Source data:
------

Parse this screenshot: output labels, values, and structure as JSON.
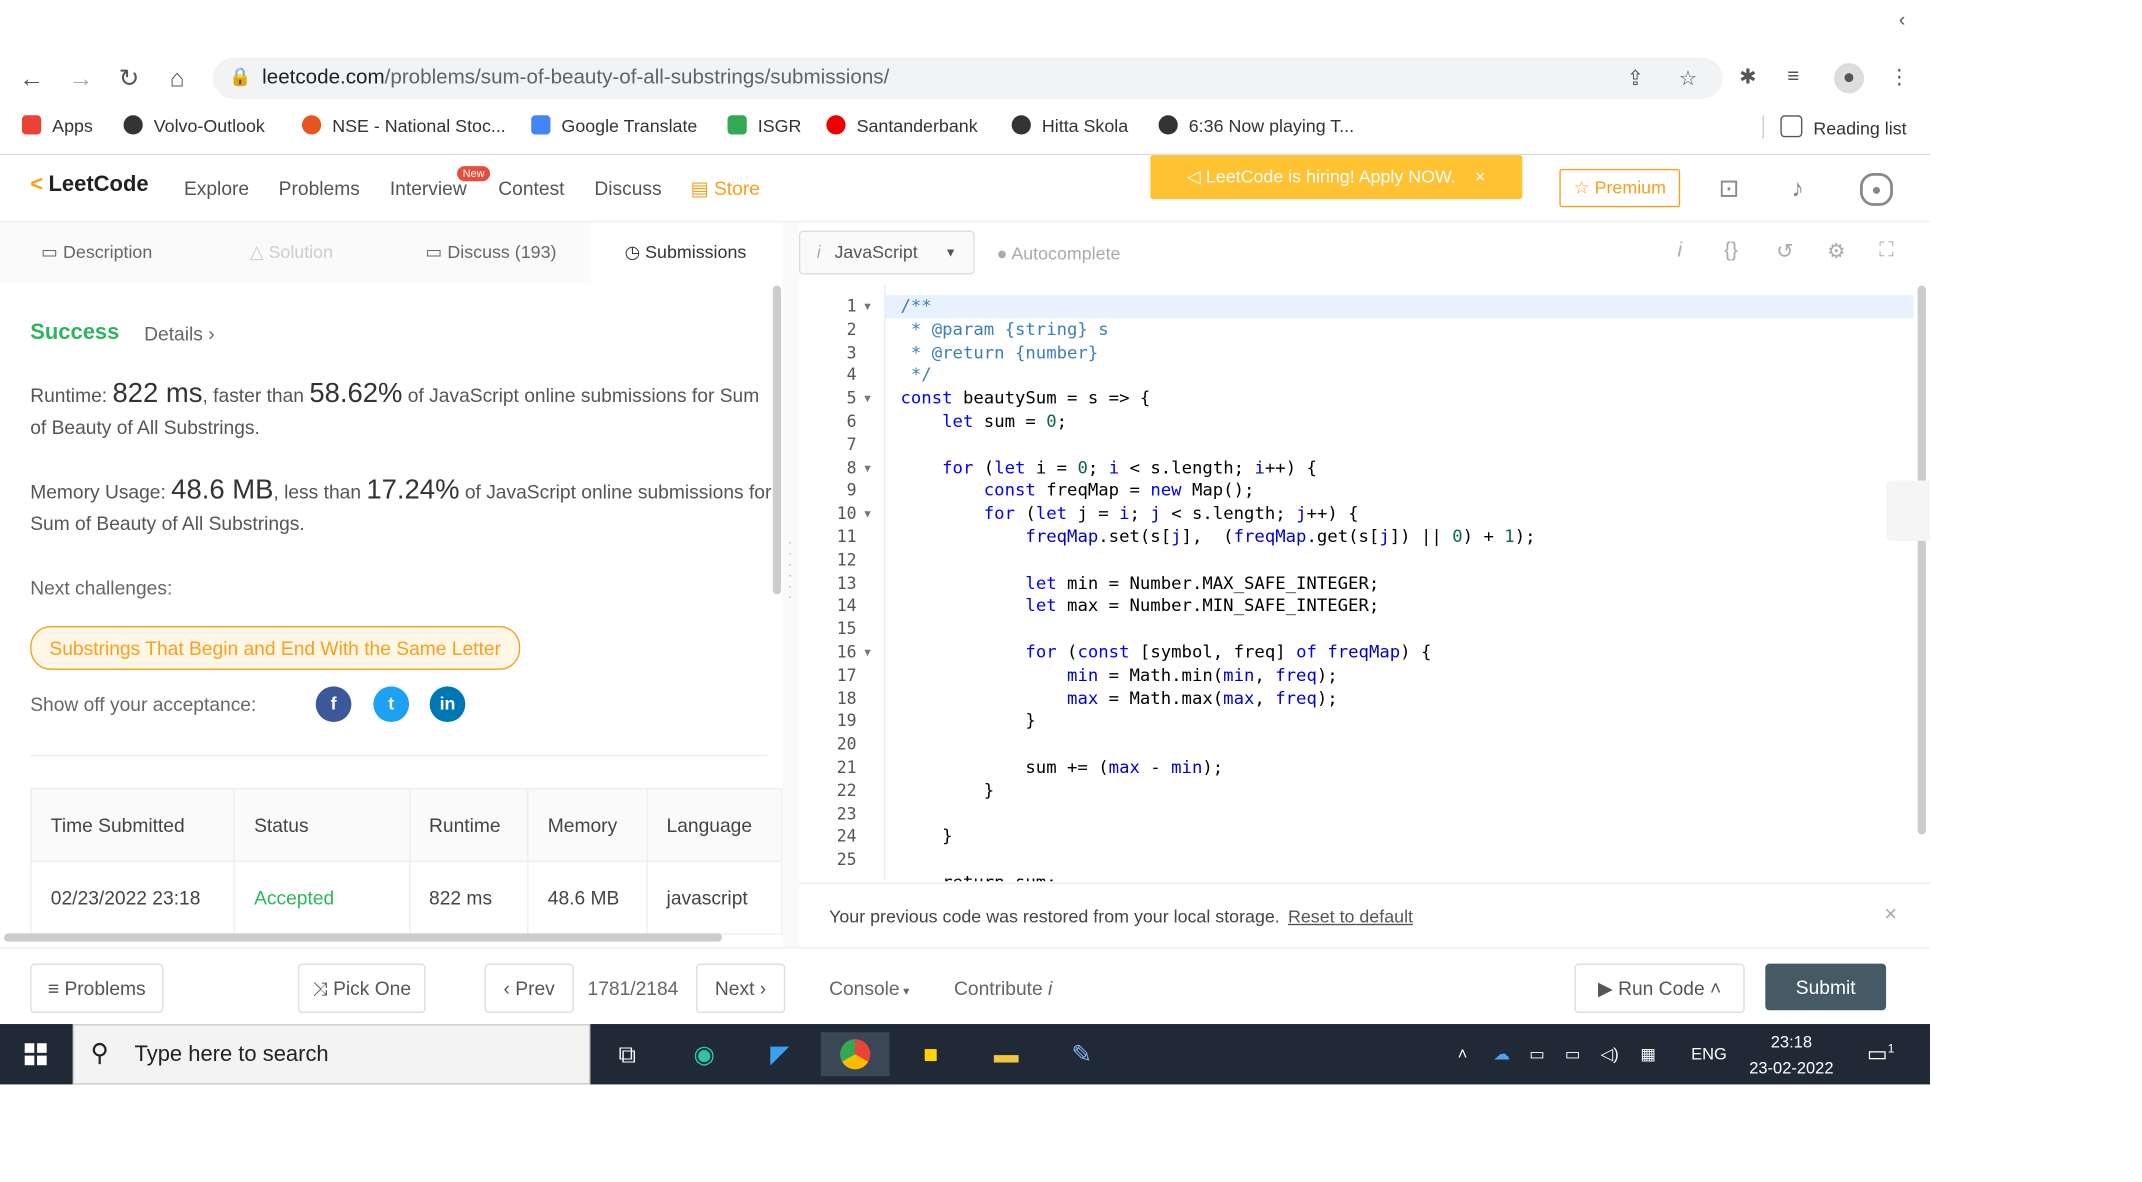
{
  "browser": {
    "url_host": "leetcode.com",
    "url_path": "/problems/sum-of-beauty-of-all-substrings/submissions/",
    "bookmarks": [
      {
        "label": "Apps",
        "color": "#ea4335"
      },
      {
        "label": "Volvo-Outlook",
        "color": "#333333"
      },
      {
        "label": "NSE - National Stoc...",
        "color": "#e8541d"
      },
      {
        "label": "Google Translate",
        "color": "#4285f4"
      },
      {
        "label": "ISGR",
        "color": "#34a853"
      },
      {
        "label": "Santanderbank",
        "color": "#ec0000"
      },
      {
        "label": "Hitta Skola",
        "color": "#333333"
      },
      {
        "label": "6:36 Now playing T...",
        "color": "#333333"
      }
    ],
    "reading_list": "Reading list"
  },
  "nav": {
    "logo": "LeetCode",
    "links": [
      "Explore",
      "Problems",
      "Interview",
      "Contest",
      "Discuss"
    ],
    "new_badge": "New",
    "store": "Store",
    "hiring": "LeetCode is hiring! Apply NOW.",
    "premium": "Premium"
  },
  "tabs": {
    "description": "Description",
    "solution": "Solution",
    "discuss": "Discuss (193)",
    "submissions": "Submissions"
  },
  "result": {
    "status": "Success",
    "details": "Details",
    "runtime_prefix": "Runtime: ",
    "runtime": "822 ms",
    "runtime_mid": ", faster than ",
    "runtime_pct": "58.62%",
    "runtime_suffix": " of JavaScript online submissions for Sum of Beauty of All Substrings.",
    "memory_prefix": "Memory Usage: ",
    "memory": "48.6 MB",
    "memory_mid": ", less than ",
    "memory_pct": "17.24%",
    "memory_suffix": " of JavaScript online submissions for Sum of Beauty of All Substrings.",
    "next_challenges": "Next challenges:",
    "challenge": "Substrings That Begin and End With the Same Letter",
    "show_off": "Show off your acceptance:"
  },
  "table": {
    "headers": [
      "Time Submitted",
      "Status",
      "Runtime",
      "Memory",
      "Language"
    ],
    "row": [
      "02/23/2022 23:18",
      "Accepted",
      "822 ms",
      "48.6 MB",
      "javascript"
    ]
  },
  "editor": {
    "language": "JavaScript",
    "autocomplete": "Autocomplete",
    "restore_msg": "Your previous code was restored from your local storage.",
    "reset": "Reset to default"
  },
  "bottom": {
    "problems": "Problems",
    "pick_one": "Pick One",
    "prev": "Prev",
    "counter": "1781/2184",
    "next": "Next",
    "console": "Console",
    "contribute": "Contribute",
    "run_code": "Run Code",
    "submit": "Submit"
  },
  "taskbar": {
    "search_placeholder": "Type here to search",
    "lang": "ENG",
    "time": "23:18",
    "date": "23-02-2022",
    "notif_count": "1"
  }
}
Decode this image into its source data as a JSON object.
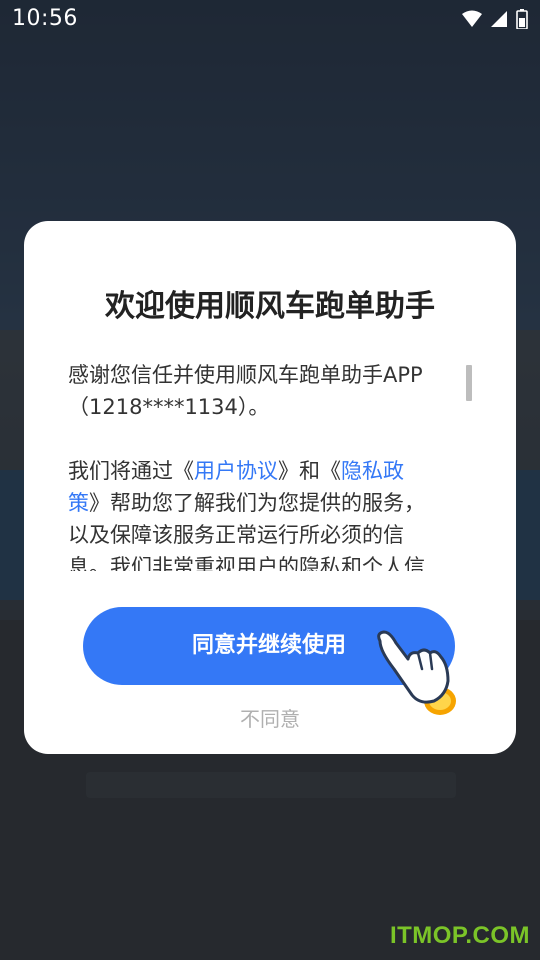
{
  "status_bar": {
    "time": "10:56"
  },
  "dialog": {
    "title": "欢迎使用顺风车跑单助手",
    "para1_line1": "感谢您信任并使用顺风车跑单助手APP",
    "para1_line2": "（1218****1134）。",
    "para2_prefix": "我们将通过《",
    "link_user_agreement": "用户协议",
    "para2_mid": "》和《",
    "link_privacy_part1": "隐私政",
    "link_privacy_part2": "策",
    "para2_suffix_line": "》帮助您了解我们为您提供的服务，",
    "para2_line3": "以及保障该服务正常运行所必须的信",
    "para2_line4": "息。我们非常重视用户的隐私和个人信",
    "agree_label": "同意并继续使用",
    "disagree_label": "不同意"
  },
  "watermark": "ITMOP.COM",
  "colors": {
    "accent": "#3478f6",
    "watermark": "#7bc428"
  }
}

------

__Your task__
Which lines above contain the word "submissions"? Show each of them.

__Response to the exercise__
    "url_path": "/problems/sum-of-beauty-of-all-substrings/submissions/",
    "submissions": "Submissions"
    "runtime_suffix": " of JavaScript online submissions for Sum of Beauty of All Substrings.",
    "memory_suffix": " of JavaScript online submissions for Sum of Beauty of All Substrings.",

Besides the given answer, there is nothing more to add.